Go over the data and work out how many lines include the word "Группа". Give that number only.

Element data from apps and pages

-=-=-=-=-

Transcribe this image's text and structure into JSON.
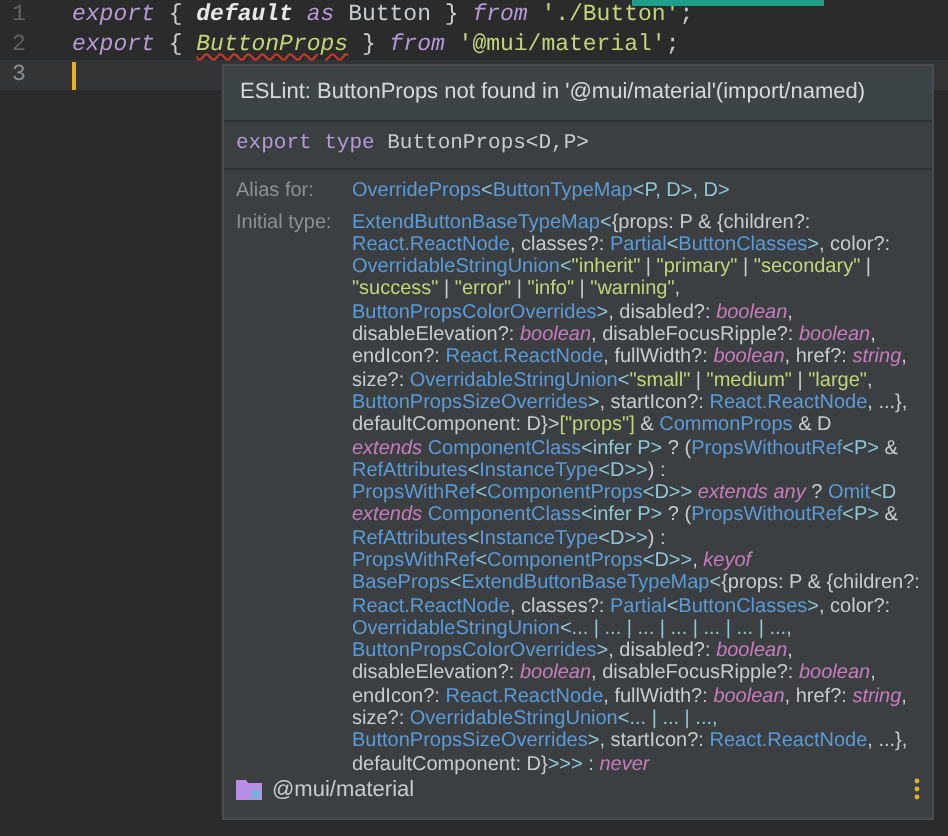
{
  "editor": {
    "lines": [
      {
        "number": "1",
        "current": false,
        "tokens": [
          {
            "text": "export",
            "kind": "keyword"
          },
          {
            "text": " { ",
            "kind": "plain"
          },
          {
            "text": "default",
            "kind": "bold"
          },
          {
            "text": " as",
            "kind": "keyword"
          },
          {
            "text": " Button } ",
            "kind": "plain"
          },
          {
            "text": "from",
            "kind": "keyword"
          },
          {
            "text": " './Button'",
            "kind": "string"
          },
          {
            "text": ";",
            "kind": "plain"
          }
        ]
      },
      {
        "number": "2",
        "current": false,
        "tokens": [
          {
            "text": "export",
            "kind": "keyword"
          },
          {
            "text": " { ",
            "kind": "plain"
          },
          {
            "text": "ButtonProps",
            "kind": "error"
          },
          {
            "text": " } ",
            "kind": "plain"
          },
          {
            "text": "from",
            "kind": "keyword"
          },
          {
            "text": " '@mui/material'",
            "kind": "string"
          },
          {
            "text": ";",
            "kind": "plain"
          }
        ]
      },
      {
        "number": "3",
        "current": true
      }
    ]
  },
  "popup": {
    "message": "ESLint: ButtonProps not found in '@mui/material'(import/named)",
    "signature": [
      {
        "text": "export type",
        "kind": "keyword"
      },
      {
        "text": " ButtonProps<D,P>",
        "kind": "plain"
      }
    ],
    "alias": {
      "label": "Alias for:",
      "lines": [
        [
          {
            "text": "OverrideProps",
            "kind": "type"
          },
          {
            "text": "<",
            "kind": "angle"
          },
          {
            "text": "ButtonTypeMap",
            "kind": "type"
          },
          {
            "text": "<P, D>, D>",
            "kind": "angle"
          }
        ]
      ]
    },
    "initial_type": {
      "label": "Initial type:",
      "lines": [
        [
          {
            "text": "ExtendButtonBaseTypeMap",
            "kind": "type"
          },
          {
            "text": "<",
            "kind": "angle"
          },
          {
            "text": "{props: P & {children?:",
            "kind": "plain"
          }
        ],
        [
          {
            "text": "React.ReactNode",
            "kind": "type"
          },
          {
            "text": ", classes?: ",
            "kind": "plain"
          },
          {
            "text": "Partial",
            "kind": "type"
          },
          {
            "text": "<",
            "kind": "angle"
          },
          {
            "text": "ButtonClasses",
            "kind": "type"
          },
          {
            "text": ">",
            "kind": "angle"
          },
          {
            "text": ", color?:",
            "kind": "plain"
          }
        ],
        [
          {
            "text": "OverridableStringUnion",
            "kind": "type"
          },
          {
            "text": "<",
            "kind": "angle"
          },
          {
            "text": "\"inherit\"",
            "kind": "string"
          },
          {
            "text": " | ",
            "kind": "plain"
          },
          {
            "text": "\"primary\"",
            "kind": "string"
          },
          {
            "text": " | ",
            "kind": "plain"
          },
          {
            "text": "\"secondary\"",
            "kind": "string"
          },
          {
            "text": " |",
            "kind": "plain"
          }
        ],
        [
          {
            "text": "\"success\"",
            "kind": "string"
          },
          {
            "text": " | ",
            "kind": "plain"
          },
          {
            "text": "\"error\"",
            "kind": "string"
          },
          {
            "text": " | ",
            "kind": "plain"
          },
          {
            "text": "\"info\"",
            "kind": "string"
          },
          {
            "text": " | ",
            "kind": "plain"
          },
          {
            "text": "\"warning\"",
            "kind": "string"
          },
          {
            "text": ",",
            "kind": "plain"
          }
        ],
        [
          {
            "text": "ButtonPropsColorOverrides",
            "kind": "type"
          },
          {
            "text": ">",
            "kind": "angle"
          },
          {
            "text": ", disabled?: ",
            "kind": "plain"
          },
          {
            "text": "boolean",
            "kind": "keyword"
          },
          {
            "text": ",",
            "kind": "plain"
          }
        ],
        [
          {
            "text": "disableElevation?: ",
            "kind": "plain"
          },
          {
            "text": "boolean",
            "kind": "keyword"
          },
          {
            "text": ", disableFocusRipple?: ",
            "kind": "plain"
          },
          {
            "text": "boolean",
            "kind": "keyword"
          },
          {
            "text": ",",
            "kind": "plain"
          }
        ],
        [
          {
            "text": "endIcon?: ",
            "kind": "plain"
          },
          {
            "text": "React.ReactNode",
            "kind": "type"
          },
          {
            "text": ", fullWidth?: ",
            "kind": "plain"
          },
          {
            "text": "boolean",
            "kind": "keyword"
          },
          {
            "text": ", href?: ",
            "kind": "plain"
          },
          {
            "text": "string",
            "kind": "keyword"
          },
          {
            "text": ",",
            "kind": "plain"
          }
        ],
        [
          {
            "text": "size?: ",
            "kind": "plain"
          },
          {
            "text": "OverridableStringUnion",
            "kind": "type"
          },
          {
            "text": "<",
            "kind": "angle"
          },
          {
            "text": "\"small\"",
            "kind": "string"
          },
          {
            "text": " | ",
            "kind": "plain"
          },
          {
            "text": "\"medium\"",
            "kind": "string"
          },
          {
            "text": " | ",
            "kind": "plain"
          },
          {
            "text": "\"large\"",
            "kind": "string"
          },
          {
            "text": ",",
            "kind": "plain"
          }
        ],
        [
          {
            "text": "ButtonPropsSizeOverrides",
            "kind": "type"
          },
          {
            "text": ">",
            "kind": "angle"
          },
          {
            "text": ", startIcon?: ",
            "kind": "plain"
          },
          {
            "text": "React.ReactNode",
            "kind": "type"
          },
          {
            "text": ", ...},",
            "kind": "plain"
          }
        ],
        [
          {
            "text": "defaultComponent: D}>",
            "kind": "plain"
          },
          {
            "text": "[\"props\"]",
            "kind": "string"
          },
          {
            "text": " & ",
            "kind": "plain"
          },
          {
            "text": "CommonProps",
            "kind": "type"
          },
          {
            "text": " & D",
            "kind": "plain"
          }
        ],
        [
          {
            "text": "extends ",
            "kind": "keyword"
          },
          {
            "text": "ComponentClass",
            "kind": "type"
          },
          {
            "text": "<infer P>",
            "kind": "angle"
          },
          {
            "text": " ? (",
            "kind": "plain"
          },
          {
            "text": "PropsWithoutRef",
            "kind": "type"
          },
          {
            "text": "<P>",
            "kind": "angle"
          },
          {
            "text": " &",
            "kind": "plain"
          }
        ],
        [
          {
            "text": "RefAttributes",
            "kind": "type"
          },
          {
            "text": "<",
            "kind": "angle"
          },
          {
            "text": "InstanceType",
            "kind": "type"
          },
          {
            "text": "<D>>",
            "kind": "angle"
          },
          {
            "text": ") :",
            "kind": "plain"
          }
        ],
        [
          {
            "text": "PropsWithRef",
            "kind": "type"
          },
          {
            "text": "<",
            "kind": "angle"
          },
          {
            "text": "ComponentProps",
            "kind": "type"
          },
          {
            "text": "<D>>",
            "kind": "angle"
          },
          {
            "text": " extends any",
            "kind": "keyword"
          },
          {
            "text": " ? ",
            "kind": "plain"
          },
          {
            "text": "Omit",
            "kind": "type"
          },
          {
            "text": "<D",
            "kind": "angle"
          }
        ],
        [
          {
            "text": "extends ",
            "kind": "keyword"
          },
          {
            "text": "ComponentClass",
            "kind": "type"
          },
          {
            "text": "<infer P>",
            "kind": "angle"
          },
          {
            "text": " ? (",
            "kind": "plain"
          },
          {
            "text": "PropsWithoutRef",
            "kind": "type"
          },
          {
            "text": "<P>",
            "kind": "angle"
          },
          {
            "text": " &",
            "kind": "plain"
          }
        ],
        [
          {
            "text": "RefAttributes",
            "kind": "type"
          },
          {
            "text": "<",
            "kind": "angle"
          },
          {
            "text": "InstanceType",
            "kind": "type"
          },
          {
            "text": "<D>>",
            "kind": "angle"
          },
          {
            "text": ") :",
            "kind": "plain"
          }
        ],
        [
          {
            "text": "PropsWithRef",
            "kind": "type"
          },
          {
            "text": "<",
            "kind": "angle"
          },
          {
            "text": "ComponentProps",
            "kind": "type"
          },
          {
            "text": "<D>>",
            "kind": "angle"
          },
          {
            "text": ",",
            "kind": "plain"
          },
          {
            "text": " keyof",
            "kind": "keyword"
          }
        ],
        [
          {
            "text": "BaseProps",
            "kind": "type"
          },
          {
            "text": "<",
            "kind": "angle"
          },
          {
            "text": "ExtendButtonBaseTypeMap",
            "kind": "type"
          },
          {
            "text": "<",
            "kind": "angle"
          },
          {
            "text": "{props: P & {children?:",
            "kind": "plain"
          }
        ],
        [
          {
            "text": "React.ReactNode",
            "kind": "type"
          },
          {
            "text": ", classes?: ",
            "kind": "plain"
          },
          {
            "text": "Partial",
            "kind": "type"
          },
          {
            "text": "<",
            "kind": "angle"
          },
          {
            "text": "ButtonClasses",
            "kind": "type"
          },
          {
            "text": ">",
            "kind": "angle"
          },
          {
            "text": ", color?:",
            "kind": "plain"
          }
        ],
        [
          {
            "text": "OverridableStringUnion",
            "kind": "type"
          },
          {
            "text": "<... | ... | ... | ... | ... | ... | ...,",
            "kind": "angle"
          }
        ],
        [
          {
            "text": "ButtonPropsColorOverrides",
            "kind": "type"
          },
          {
            "text": ">",
            "kind": "angle"
          },
          {
            "text": ", disabled?: ",
            "kind": "plain"
          },
          {
            "text": "boolean",
            "kind": "keyword"
          },
          {
            "text": ",",
            "kind": "plain"
          }
        ],
        [
          {
            "text": "disableElevation?: ",
            "kind": "plain"
          },
          {
            "text": "boolean",
            "kind": "keyword"
          },
          {
            "text": ", disableFocusRipple?: ",
            "kind": "plain"
          },
          {
            "text": "boolean",
            "kind": "keyword"
          },
          {
            "text": ",",
            "kind": "plain"
          }
        ],
        [
          {
            "text": "endIcon?: ",
            "kind": "plain"
          },
          {
            "text": "React.ReactNode",
            "kind": "type"
          },
          {
            "text": ", fullWidth?: ",
            "kind": "plain"
          },
          {
            "text": "boolean",
            "kind": "keyword"
          },
          {
            "text": ", href?: ",
            "kind": "plain"
          },
          {
            "text": "string",
            "kind": "keyword"
          },
          {
            "text": ",",
            "kind": "plain"
          }
        ],
        [
          {
            "text": "size?: ",
            "kind": "plain"
          },
          {
            "text": "OverridableStringUnion",
            "kind": "type"
          },
          {
            "text": "<... | ... | ...,",
            "kind": "angle"
          }
        ],
        [
          {
            "text": "ButtonPropsSizeOverrides",
            "kind": "type"
          },
          {
            "text": ">",
            "kind": "angle"
          },
          {
            "text": ", startIcon?: ",
            "kind": "plain"
          },
          {
            "text": "React.ReactNode",
            "kind": "type"
          },
          {
            "text": ", ...},",
            "kind": "plain"
          }
        ],
        [
          {
            "text": "defaultComponent: D}",
            "kind": "plain"
          },
          {
            "text": ">>>",
            "kind": "angle"
          },
          {
            "text": " : ",
            "kind": "plain"
          },
          {
            "text": "never",
            "kind": "keyword"
          }
        ]
      ]
    },
    "footer": {
      "module": "@mui/material"
    }
  }
}
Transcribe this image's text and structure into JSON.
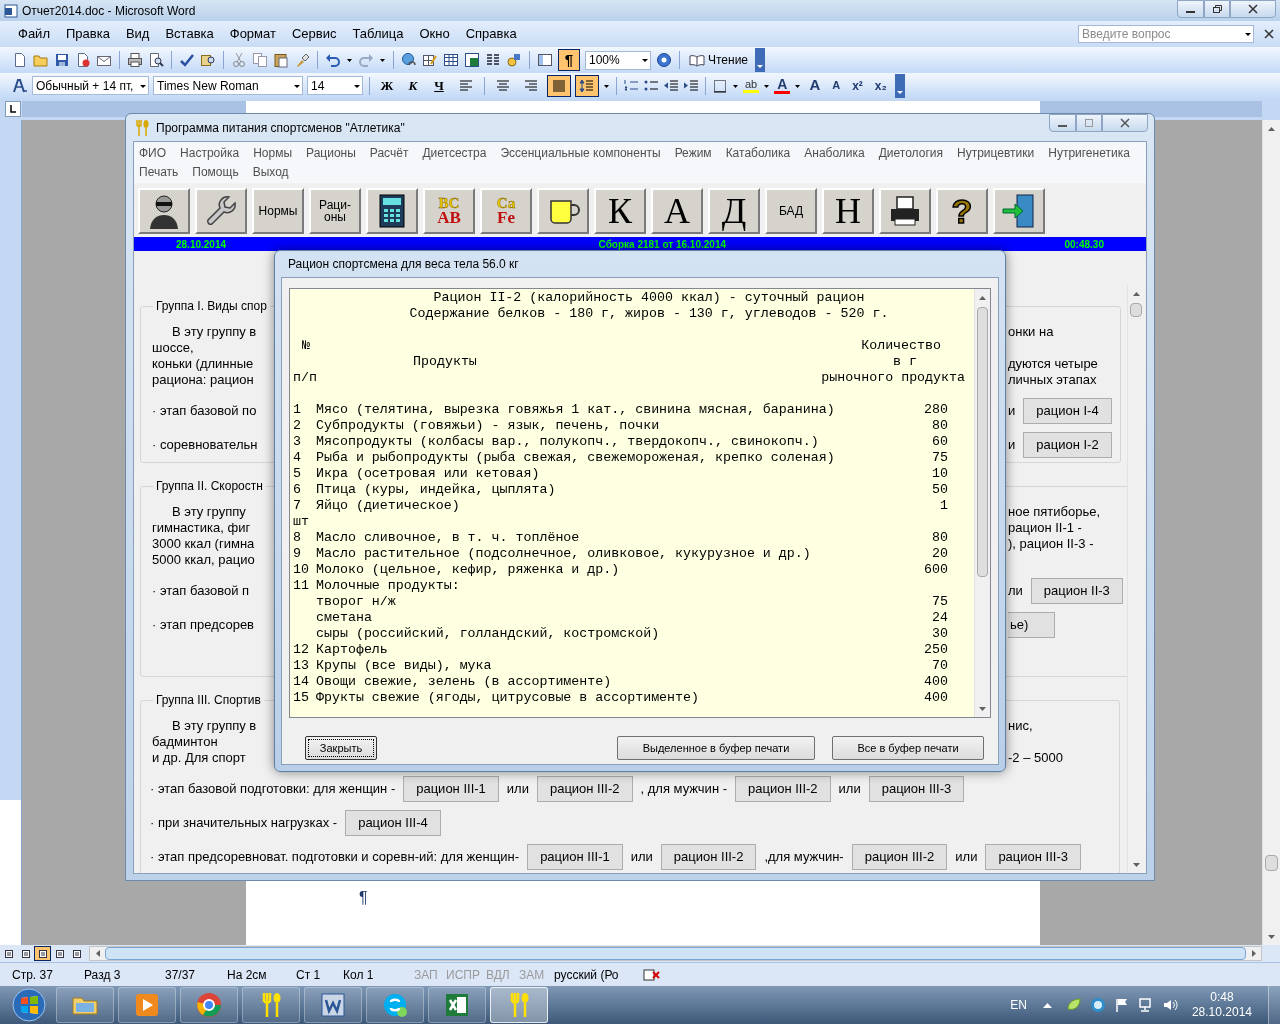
{
  "word": {
    "title": "Отчет2014.doc - Microsoft Word",
    "menu": [
      "Файл",
      "Правка",
      "Вид",
      "Вставка",
      "Формат",
      "Сервис",
      "Таблица",
      "Окно",
      "Справка"
    ],
    "help_box": {
      "placeholder": "Введите вопрос"
    },
    "standard_bar": {
      "pilcrow": {
        "label": "¶",
        "selected": true
      },
      "zoom": "100%",
      "reading": "Чтение"
    },
    "format_bar": {
      "style": "Обычный + 14 пт,",
      "font": "Times New Roman",
      "size": "14",
      "text_buttons": [
        {
          "kind": "bold",
          "label": "Ж",
          "selected": false
        },
        {
          "kind": "italic",
          "label": "К",
          "selected": false
        },
        {
          "kind": "underline",
          "label": "Ч",
          "selected": false
        }
      ],
      "alignment": [
        {
          "kind": "left",
          "selected": false
        },
        {
          "kind": "center",
          "selected": false
        },
        {
          "kind": "right",
          "selected": false
        },
        {
          "kind": "justify",
          "selected": true
        }
      ],
      "line_spacing": {
        "selected": true
      },
      "highlight": "ab",
      "font_color": "A",
      "size_buttons": [
        {
          "kind": "grow",
          "label": "A"
        },
        {
          "kind": "shrink",
          "label": "A"
        },
        {
          "kind": "superscript",
          "label": "x²"
        },
        {
          "kind": "subscript",
          "label": "x₂"
        }
      ]
    },
    "document": {
      "pilcrow": "¶"
    },
    "view_buttons": [
      {
        "selected": false
      },
      {
        "selected": false
      },
      {
        "selected": true
      },
      {
        "selected": false
      },
      {
        "selected": false
      }
    ],
    "status_bar": [
      {
        "text": "Стр. 37",
        "disabled": false
      },
      {
        "text": "Разд 3",
        "disabled": false
      },
      {
        "text": "37/37",
        "disabled": false
      },
      {
        "text": "На 2см",
        "disabled": false
      },
      {
        "text": "Ст 1",
        "disabled": false
      },
      {
        "text": "Кол 1",
        "disabled": false
      },
      {
        "text": "ЗАП",
        "disabled": true
      },
      {
        "text": "ИСПР",
        "disabled": true
      },
      {
        "text": "ВДЛ",
        "disabled": true
      },
      {
        "text": "ЗАМ",
        "disabled": true
      },
      {
        "text": "русский (Ро",
        "disabled": false
      }
    ]
  },
  "app": {
    "title": "Программа питания спортсменов \"Атлетика\"",
    "menu_rows": [
      [
        "ФИО",
        "Настройка",
        "Нормы",
        "Рационы",
        "Расчёт",
        "Диетсестра",
        "Эссенциальные компоненты",
        "Режим",
        "Катаболика",
        "Анаболика",
        "Диетология",
        "Нутрицевтики",
        "Нутригенетика"
      ],
      [
        "Печать",
        "Помощь",
        "Выход"
      ]
    ],
    "toolbar": [
      {
        "kind": "icon"
      },
      {
        "kind": "icon"
      },
      {
        "kind": "text",
        "label": "Нормы"
      },
      {
        "kind": "text",
        "label": "Раци-\nоны"
      },
      {
        "kind": "icon"
      },
      {
        "kind": "letters",
        "top": "BC",
        "bottom": "AB"
      },
      {
        "kind": "letters",
        "top": "Ca",
        "bottom": "Fe"
      },
      {
        "kind": "icon"
      },
      {
        "kind": "letter",
        "label": "К"
      },
      {
        "kind": "letter",
        "label": "А"
      },
      {
        "kind": "letter",
        "label": "Д"
      },
      {
        "kind": "text",
        "label": "БАД"
      },
      {
        "kind": "letter",
        "label": "Н"
      },
      {
        "kind": "icon"
      },
      {
        "kind": "glyph",
        "label": "?"
      },
      {
        "kind": "icon"
      }
    ],
    "info_bar": {
      "date": "28.10.2014",
      "build": "Сборка 2181 от 16.10.2014",
      "time": "00:48.30"
    },
    "groups": [
      {
        "title": "Группа I. Виды спор",
        "lines": [
          {
            "kind": "first",
            "left": [
              {
                "kind": "text",
                "text": "В эту группу в"
              }
            ],
            "right": [
              {
                "kind": "text",
                "text": "онки на"
              }
            ]
          },
          {
            "kind": "text",
            "left": [
              {
                "kind": "text",
                "text": "шоссе,"
              }
            ]
          },
          {
            "kind": "text",
            "left": [
              {
                "kind": "text",
                "text": "коньки (длинные"
              }
            ],
            "right": [
              {
                "kind": "text",
                "text": "дуются четыре"
              }
            ]
          },
          {
            "kind": "text",
            "left": [
              {
                "kind": "text",
                "text": "рациона:  рацион"
              }
            ],
            "right": [
              {
                "kind": "text",
                "text": "личных  этапах"
              }
            ]
          },
          {
            "kind": "controls",
            "left": [
              {
                "kind": "text",
                "text": "· этап базовой по"
              }
            ],
            "right": [
              {
                "kind": "text",
                "text": "и"
              },
              {
                "kind": "button",
                "text": "рацион I-4"
              }
            ]
          },
          {
            "kind": "controls",
            "left": [
              {
                "kind": "text",
                "text": "· соревновательн"
              }
            ],
            "right": [
              {
                "kind": "text",
                "text": "и"
              },
              {
                "kind": "button",
                "text": "рацион I-2"
              }
            ]
          }
        ]
      },
      {
        "title": "Группа II. Скоростн",
        "lines": [
          {
            "kind": "first",
            "left": [
              {
                "kind": "text",
                "text": "В  эту  группу"
              }
            ],
            "right": [
              {
                "kind": "text",
                "text": "ное  пятиборье,"
              }
            ]
          },
          {
            "kind": "text",
            "left": [
              {
                "kind": "text",
                "text": "гимнастика,  фиг"
              }
            ],
            "right": [
              {
                "kind": "text",
                "text": "рацион II-1 -"
              }
            ]
          },
          {
            "kind": "text",
            "left": [
              {
                "kind": "text",
                "text": "3000 ккал (гимна"
              }
            ],
            "right": [
              {
                "kind": "text",
                "text": "), рацион II-3 -"
              }
            ]
          },
          {
            "kind": "text",
            "left": [
              {
                "kind": "text",
                "text": "5000 ккал, рацио"
              }
            ]
          },
          {
            "kind": "controls",
            "left": [
              {
                "kind": "text",
                "text": "· этап базовой п"
              }
            ],
            "right": [
              {
                "kind": "text",
                "text": "ли"
              },
              {
                "kind": "button",
                "text": "рацион II-3"
              }
            ]
          },
          {
            "kind": "controls",
            "left": [
              {
                "kind": "text",
                "text": "· этап предсорев"
              }
            ],
            "right": [
              {
                "kind": "button",
                "text": "ье)"
              }
            ]
          }
        ]
      },
      {
        "title": "Группа III. Спортив",
        "lines": [
          {
            "kind": "first",
            "left": [
              {
                "kind": "text",
                "text": "В эту группу в"
              }
            ],
            "right": [
              {
                "kind": "text",
                "text": "нис,"
              }
            ]
          },
          {
            "kind": "text",
            "left": [
              {
                "kind": "text",
                "text": "бадминтон"
              }
            ]
          },
          {
            "kind": "text",
            "left": [
              {
                "kind": "text",
                "text": "и др.  Для спорт"
              }
            ],
            "right": [
              {
                "kind": "text",
                "text": "-2 – 5000"
              }
            ]
          },
          {
            "kind": "controls",
            "left": [
              {
                "kind": "text",
                "text": "· этап базовой подготовки: для женщин -"
              },
              {
                "kind": "button",
                "text": "рацион III-1"
              },
              {
                "kind": "text",
                "text": "или"
              },
              {
                "kind": "button",
                "text": "рацион III-2"
              },
              {
                "kind": "text",
                "text": ", для мужчин -"
              },
              {
                "kind": "button",
                "text": "рацион III-2"
              },
              {
                "kind": "text",
                "text": "или"
              },
              {
                "kind": "button",
                "text": "рацион III-3"
              }
            ]
          },
          {
            "kind": "controls",
            "left": [
              {
                "kind": "text",
                "text": "· при значительных нагрузках  -"
              },
              {
                "kind": "button",
                "text": "рацион III-4"
              }
            ]
          },
          {
            "kind": "controls",
            "left": [
              {
                "kind": "text",
                "text": "· этап предсоревноват. подготовки и соревн-ий: для женщин-"
              },
              {
                "kind": "button",
                "text": "рацион III-1"
              },
              {
                "kind": "text",
                "text": "или"
              },
              {
                "kind": "button",
                "text": "рацион III-2"
              },
              {
                "kind": "text",
                "text": ",для мужчин-"
              },
              {
                "kind": "button",
                "text": "рацион III-2"
              },
              {
                "kind": "text",
                "text": "или"
              },
              {
                "kind": "button",
                "text": "рацион III-3"
              }
            ]
          }
        ]
      }
    ]
  },
  "dialog": {
    "title": "Рацион спортсмена для веса тела 56.0 кг",
    "heading": [
      "Рацион II-2 (калорийность 4000 ккал) - суточный рацион",
      "Содержание белков - 180 г, жиров - 130 г, углеводов - 520 г."
    ],
    "columns": {
      "number": [
        "№",
        "п/п"
      ],
      "product": "Продукты",
      "quantity": [
        "Количество",
        "в г",
        "рыночного продукта"
      ]
    },
    "rows": [
      {
        "number": "1",
        "name": "Мясо (телятина, вырезка говяжья 1 кат., свинина мясная, баранина)",
        "quantity": "280"
      },
      {
        "number": "2",
        "name": "Субпродукты (говяжьи) - язык, печень, почки",
        "quantity": "80"
      },
      {
        "number": "3",
        "name": "Мясопродукты (колбасы вар., полукопч., твердокопч., свинокопч.)",
        "quantity": "60"
      },
      {
        "number": "4",
        "name": "Рыба и рыбопродукты (рыба свежая, свежемороженая, крепко соленая)",
        "quantity": "75"
      },
      {
        "number": "5",
        "name": "Икра (осетровая или кетовая)",
        "quantity": "10"
      },
      {
        "number": "6",
        "name": "Птица (куры, индейка, цыплята)",
        "quantity": "50"
      },
      {
        "number": "7",
        "name": "Яйцо (диетическое)",
        "quantity": "1",
        "unit": "шт"
      },
      {
        "number": "8",
        "name": "Масло сливочное, в т. ч. топлёное",
        "quantity": "80"
      },
      {
        "number": "9",
        "name": "Масло растительное (подсолнечное, оливковое, кукурузное и др.)",
        "quantity": "20"
      },
      {
        "number": "10",
        "name": "Молоко (цельное, кефир, ряженка и др.)",
        "quantity": "600"
      },
      {
        "number": "11",
        "name": "Молочные продукты:",
        "children": [
          {
            "name": "творог н/ж",
            "quantity": "75"
          },
          {
            "name": "сметана",
            "quantity": "24"
          },
          {
            "name": "сыры (российский, голландский, костромской)",
            "quantity": "30"
          }
        ]
      },
      {
        "number": "12",
        "name": "Картофель",
        "quantity": "250"
      },
      {
        "number": "13",
        "name": "Крупы (все виды), мука",
        "quantity": "70"
      },
      {
        "number": "14",
        "name": "Овощи свежие, зелень (в ассортименте)",
        "quantity": "400"
      },
      {
        "number": "15",
        "name": "Фрукты свежие (ягоды, цитрусовые в ассортименте)",
        "quantity": "400"
      }
    ],
    "buttons": [
      {
        "label": "Закрыть",
        "focused": true
      },
      {
        "label": "Выделенное в буфер печати",
        "focused": false
      },
      {
        "label": "Все в буфер печати",
        "focused": false
      }
    ]
  },
  "taskbar": {
    "items": [
      {
        "active": false
      },
      {
        "active": false
      },
      {
        "active": false
      },
      {
        "active": false
      },
      {
        "active": false
      },
      {
        "active": false
      },
      {
        "active": false
      },
      {
        "active": true
      }
    ],
    "language": "EN",
    "time": "0:48",
    "date": "28.10.2014"
  }
}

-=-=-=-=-

Output of the task:
3